TASK TO CARRY OUT:
Wherever the word "label" appears in the entries, copy the whole line.

Segment Start: MATERIAL TO PROCESS

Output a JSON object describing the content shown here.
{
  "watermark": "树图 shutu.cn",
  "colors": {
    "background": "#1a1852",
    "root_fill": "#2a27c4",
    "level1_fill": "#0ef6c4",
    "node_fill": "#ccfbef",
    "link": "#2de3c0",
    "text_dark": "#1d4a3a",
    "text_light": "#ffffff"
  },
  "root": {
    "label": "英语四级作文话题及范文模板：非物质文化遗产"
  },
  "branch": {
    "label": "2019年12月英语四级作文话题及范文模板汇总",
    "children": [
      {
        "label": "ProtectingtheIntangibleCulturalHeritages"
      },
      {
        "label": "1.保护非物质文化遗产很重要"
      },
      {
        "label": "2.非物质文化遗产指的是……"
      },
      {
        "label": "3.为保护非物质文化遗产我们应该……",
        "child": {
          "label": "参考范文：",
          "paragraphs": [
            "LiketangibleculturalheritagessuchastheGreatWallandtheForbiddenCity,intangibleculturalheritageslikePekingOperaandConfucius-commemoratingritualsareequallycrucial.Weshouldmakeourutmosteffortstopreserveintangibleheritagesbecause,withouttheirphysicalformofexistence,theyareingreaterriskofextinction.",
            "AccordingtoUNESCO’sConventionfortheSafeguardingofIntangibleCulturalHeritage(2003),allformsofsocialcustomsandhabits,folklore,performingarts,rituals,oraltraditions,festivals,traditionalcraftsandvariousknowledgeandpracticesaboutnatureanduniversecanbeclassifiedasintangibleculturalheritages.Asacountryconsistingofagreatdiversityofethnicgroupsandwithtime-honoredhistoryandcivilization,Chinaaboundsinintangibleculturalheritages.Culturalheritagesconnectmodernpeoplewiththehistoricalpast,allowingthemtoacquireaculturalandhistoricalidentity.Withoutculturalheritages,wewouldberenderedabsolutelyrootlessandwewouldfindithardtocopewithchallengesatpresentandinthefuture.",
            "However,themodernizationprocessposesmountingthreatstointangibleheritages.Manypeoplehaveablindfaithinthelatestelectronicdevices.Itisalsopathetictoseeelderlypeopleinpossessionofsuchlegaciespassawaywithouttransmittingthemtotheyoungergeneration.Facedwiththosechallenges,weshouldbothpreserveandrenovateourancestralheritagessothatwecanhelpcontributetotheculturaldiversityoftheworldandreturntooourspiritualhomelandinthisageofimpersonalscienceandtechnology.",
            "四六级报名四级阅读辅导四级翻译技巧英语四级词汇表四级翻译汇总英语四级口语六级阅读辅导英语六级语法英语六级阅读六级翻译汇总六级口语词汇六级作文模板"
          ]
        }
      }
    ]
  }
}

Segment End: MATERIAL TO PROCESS

OUTPUT FOR THIS TASK:
    "label": "英语四级作文话题及范文模板：非物质文化遗产"
    "label": "2019年12月英语四级作文话题及范文模板汇总",
        "label": "ProtectingtheIntangibleCulturalHeritages"
        "label": "1.保护非物质文化遗产很重要"
        "label": "2.非物质文化遗产指的是……"
        "label": "3.为保护非物质文化遗产我们应该……",
          "label": "参考范文：",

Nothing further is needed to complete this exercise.